Meanwhile, the University of the Virgin Islands (UVI) announced classes at the university would resume on October 9 with “creative scheduling”, including an expansion of online offerings to allow more students to access lectures and learning materials. UVI Director of Campus Operations for St. Croix Nereida Washington said that in addition to traditional classroom lectures, professors are being asked to videotape classes for students to access at a later date as well as to post lectures on YouTube.

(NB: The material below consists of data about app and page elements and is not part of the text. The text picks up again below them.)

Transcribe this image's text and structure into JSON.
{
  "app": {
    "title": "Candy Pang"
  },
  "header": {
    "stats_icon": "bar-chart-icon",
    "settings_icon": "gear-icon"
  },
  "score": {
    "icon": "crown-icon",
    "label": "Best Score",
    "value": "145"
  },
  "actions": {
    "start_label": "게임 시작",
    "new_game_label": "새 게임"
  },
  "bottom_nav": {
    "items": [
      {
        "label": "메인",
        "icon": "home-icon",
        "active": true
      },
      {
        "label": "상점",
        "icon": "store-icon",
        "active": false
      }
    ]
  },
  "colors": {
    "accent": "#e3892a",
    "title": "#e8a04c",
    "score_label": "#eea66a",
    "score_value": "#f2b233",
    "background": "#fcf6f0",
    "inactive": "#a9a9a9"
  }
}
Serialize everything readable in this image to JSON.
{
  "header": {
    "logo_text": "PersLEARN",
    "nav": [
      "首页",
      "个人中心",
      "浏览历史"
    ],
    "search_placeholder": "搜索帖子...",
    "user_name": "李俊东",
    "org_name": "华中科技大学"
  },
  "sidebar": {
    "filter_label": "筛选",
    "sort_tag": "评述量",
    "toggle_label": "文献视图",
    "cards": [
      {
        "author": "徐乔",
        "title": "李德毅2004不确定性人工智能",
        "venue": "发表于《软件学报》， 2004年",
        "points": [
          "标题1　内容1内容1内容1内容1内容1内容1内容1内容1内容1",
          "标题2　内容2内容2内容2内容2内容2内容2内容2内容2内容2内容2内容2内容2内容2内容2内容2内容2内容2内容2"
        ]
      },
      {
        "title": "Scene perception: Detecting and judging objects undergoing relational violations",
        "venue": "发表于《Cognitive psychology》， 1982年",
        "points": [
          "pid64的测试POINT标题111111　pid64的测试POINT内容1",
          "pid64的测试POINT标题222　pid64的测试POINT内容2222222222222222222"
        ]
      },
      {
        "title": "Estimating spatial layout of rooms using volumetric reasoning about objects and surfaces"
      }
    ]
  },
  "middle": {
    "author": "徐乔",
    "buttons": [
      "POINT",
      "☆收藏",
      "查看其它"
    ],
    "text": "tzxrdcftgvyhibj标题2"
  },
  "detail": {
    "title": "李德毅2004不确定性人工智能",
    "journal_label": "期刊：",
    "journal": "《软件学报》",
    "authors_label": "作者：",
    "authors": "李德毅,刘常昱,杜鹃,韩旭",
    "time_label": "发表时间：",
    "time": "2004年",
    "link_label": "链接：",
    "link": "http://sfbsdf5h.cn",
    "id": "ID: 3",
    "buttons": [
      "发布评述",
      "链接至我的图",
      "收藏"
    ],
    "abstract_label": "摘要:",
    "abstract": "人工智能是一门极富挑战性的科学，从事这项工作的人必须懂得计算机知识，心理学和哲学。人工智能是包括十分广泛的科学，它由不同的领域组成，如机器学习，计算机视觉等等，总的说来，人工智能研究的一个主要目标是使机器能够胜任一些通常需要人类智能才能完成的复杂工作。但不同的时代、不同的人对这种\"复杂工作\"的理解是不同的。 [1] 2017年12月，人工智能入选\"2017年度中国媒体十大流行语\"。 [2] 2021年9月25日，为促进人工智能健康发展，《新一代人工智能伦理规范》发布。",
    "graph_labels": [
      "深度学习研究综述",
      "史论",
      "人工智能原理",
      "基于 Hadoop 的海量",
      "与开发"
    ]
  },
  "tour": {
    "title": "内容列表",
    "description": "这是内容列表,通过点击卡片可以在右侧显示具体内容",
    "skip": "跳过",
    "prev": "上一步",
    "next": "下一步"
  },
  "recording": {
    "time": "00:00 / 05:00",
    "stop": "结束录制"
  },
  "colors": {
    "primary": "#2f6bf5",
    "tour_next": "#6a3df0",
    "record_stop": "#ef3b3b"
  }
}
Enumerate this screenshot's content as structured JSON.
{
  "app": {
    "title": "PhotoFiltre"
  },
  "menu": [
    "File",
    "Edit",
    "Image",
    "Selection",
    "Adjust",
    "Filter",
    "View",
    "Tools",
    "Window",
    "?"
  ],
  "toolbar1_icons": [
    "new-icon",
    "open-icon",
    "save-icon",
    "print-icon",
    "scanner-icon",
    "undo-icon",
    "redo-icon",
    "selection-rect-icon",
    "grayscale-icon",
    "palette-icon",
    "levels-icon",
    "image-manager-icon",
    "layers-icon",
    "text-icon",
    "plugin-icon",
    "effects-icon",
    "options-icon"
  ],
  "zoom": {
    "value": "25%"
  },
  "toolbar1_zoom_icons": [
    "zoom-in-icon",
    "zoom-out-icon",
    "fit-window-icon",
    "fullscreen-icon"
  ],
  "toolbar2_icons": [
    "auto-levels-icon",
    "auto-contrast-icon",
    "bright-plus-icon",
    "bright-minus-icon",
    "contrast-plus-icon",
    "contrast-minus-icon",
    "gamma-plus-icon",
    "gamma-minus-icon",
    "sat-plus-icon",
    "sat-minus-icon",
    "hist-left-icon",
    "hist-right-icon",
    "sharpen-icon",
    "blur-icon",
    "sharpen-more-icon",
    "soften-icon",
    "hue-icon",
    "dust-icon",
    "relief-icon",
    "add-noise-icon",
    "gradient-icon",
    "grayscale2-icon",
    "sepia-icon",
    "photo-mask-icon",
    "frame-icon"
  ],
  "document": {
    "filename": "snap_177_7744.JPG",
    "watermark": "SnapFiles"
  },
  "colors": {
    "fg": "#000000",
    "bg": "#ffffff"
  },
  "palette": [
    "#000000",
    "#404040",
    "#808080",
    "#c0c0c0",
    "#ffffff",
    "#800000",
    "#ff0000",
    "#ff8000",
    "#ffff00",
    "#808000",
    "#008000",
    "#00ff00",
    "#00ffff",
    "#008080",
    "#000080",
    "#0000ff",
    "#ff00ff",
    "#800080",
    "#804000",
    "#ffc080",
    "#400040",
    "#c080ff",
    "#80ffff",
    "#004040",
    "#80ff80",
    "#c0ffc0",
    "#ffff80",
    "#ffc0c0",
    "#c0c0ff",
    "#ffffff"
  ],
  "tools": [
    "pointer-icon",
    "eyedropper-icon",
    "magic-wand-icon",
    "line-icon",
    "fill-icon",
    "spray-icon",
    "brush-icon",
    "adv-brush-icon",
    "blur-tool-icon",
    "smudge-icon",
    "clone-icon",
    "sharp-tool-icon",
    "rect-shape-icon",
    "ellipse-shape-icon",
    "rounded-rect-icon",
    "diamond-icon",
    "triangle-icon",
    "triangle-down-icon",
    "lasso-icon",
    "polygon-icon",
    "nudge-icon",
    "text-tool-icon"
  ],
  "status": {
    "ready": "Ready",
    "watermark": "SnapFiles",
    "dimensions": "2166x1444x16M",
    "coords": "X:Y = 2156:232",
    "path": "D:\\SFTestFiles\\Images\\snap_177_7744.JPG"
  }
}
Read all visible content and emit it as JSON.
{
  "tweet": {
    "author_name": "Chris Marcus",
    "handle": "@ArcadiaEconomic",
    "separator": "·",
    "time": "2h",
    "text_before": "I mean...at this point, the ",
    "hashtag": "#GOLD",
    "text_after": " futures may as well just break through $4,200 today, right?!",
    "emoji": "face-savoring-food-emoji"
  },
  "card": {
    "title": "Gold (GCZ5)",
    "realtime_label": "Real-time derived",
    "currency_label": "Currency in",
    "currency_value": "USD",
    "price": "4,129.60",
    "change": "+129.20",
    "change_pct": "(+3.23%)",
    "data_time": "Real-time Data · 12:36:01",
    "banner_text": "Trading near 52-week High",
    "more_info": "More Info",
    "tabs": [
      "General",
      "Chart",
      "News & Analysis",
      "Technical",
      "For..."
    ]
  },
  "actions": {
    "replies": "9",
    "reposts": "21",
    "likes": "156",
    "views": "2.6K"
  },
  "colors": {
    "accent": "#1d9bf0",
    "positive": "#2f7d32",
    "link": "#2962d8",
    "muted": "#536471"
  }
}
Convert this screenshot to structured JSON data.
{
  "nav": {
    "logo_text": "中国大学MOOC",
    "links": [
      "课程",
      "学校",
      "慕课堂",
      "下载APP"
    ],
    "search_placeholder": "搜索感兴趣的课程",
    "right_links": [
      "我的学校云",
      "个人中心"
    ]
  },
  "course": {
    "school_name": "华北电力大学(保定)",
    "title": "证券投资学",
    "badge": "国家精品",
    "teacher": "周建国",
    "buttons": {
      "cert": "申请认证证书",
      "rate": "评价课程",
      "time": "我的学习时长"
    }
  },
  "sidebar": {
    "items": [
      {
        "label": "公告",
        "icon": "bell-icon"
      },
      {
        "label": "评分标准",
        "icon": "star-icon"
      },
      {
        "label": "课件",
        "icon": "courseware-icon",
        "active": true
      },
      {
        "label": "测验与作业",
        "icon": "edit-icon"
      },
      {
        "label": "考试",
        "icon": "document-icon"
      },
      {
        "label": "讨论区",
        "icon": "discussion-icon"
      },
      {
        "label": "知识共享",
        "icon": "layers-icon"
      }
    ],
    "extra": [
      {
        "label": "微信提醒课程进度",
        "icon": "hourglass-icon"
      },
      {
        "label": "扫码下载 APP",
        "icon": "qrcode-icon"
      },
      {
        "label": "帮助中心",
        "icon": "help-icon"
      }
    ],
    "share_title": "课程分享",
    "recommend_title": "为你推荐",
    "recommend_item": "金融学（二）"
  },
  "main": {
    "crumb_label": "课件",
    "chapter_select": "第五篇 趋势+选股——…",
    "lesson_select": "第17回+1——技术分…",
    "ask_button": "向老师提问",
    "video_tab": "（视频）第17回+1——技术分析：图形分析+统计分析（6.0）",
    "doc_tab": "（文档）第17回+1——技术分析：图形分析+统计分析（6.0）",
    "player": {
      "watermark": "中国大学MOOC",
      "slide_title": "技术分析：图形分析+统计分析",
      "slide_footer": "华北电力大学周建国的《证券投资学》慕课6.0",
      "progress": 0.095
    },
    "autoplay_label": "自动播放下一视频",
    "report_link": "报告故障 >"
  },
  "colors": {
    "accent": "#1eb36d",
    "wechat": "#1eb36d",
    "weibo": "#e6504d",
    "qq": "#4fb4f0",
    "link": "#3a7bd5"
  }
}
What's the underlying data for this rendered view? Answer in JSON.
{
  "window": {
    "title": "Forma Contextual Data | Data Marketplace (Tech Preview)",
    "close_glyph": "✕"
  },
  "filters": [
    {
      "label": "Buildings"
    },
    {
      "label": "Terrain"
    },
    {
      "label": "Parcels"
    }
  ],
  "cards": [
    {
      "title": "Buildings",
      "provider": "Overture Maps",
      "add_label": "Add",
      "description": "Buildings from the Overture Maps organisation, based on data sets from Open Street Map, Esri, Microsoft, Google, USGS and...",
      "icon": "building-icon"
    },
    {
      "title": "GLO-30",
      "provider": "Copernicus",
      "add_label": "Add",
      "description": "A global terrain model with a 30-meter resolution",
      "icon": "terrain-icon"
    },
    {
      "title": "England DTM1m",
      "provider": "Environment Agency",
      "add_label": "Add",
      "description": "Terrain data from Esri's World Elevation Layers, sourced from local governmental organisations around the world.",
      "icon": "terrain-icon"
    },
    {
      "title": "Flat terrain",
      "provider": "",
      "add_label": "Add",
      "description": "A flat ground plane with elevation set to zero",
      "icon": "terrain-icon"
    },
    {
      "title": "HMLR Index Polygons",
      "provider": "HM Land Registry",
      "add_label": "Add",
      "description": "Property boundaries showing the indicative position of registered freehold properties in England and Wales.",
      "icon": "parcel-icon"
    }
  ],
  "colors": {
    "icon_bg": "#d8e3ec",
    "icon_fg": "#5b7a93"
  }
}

Food and commodity distribution occurred Friday across the Territory, however the Governor reminded his Administration to remain on schedule by dedicating four hours a day, four days a week for food distribution. “We are going to help folks transition through this process,” he said. He noted “our ports are open and more food commodities are coming in so stores can stock … we’re not going to be airlifting additional food and water into the Territory.” Distribution will take place Saturday on St. Croix only, however, there will be no distribution Territory-wide on Sunday. Distribution will resume again on Monday.

Based on the number of passengers who sailed from San Juan to St. Croix on Wednesday, Royal Caribbean was able to increase the allotment of passengers embarking at the Ann E. Abramson Pier on St. Croix, resulting in 866 passengers boarding the vessel Friday afternoon. Additional spaces for the journey to Fort Lauderdale are also available in St. Thomas Saturday. Boarding will commence at 8 a.m. at the West Indian Company's (WICO) Havensight Dock.

The Governor thanked Commissioner of Tourism Beverly Nicholson-Doty and the Department of Tourism team for arranging and processing the mercy missions. “I know from the briefings that they have not been easy and I want to thank them for all they’re doing for those persons who are exiting the Territory,” he said.

Commissioner Nicholson-Doty will join the Governor, along with other members of his leadership team, to discuss recovery efforts at Government House with the St. Croix business community on Saturday at 1 p.m.

On a lighter note, Governor Mapp reminded fellow residents that seven of the Sunshine Isle theaters were screening movies in St. Croix and urged families to treat themselves.

Anyone experiencing psychological distress as a result of the hurricanes can call the Disaster Distress Helpline at 1-800-985-5990 (press 2 for Spanish). The helpline provides free, confidential and multilingual counseling and crisis support. The helpline can also be reached via SMS by texting talkwithus (for English) or hablanos (for Spanish) to 1-212-461-4635.

Residents can register for disaster assistance by calling 1-800-621-3362 or visiting .

The official website to donate to the U.S. Virgin Islands recovery effort is .

Other resources for information include:

Government House:
The Department of Tourism:
Emergency Operation Centers:
(340) 773-2244 (St. Croix)
(340) 776-2244 (St. John)
(340) 774-2244 (St. Thomas)

Government House | No. 21-22 Kongens Gade | 340 774-0001 |
       For more information:
     Samuel Topp |  Deputy Director of Communications
     (340) 998-6658 |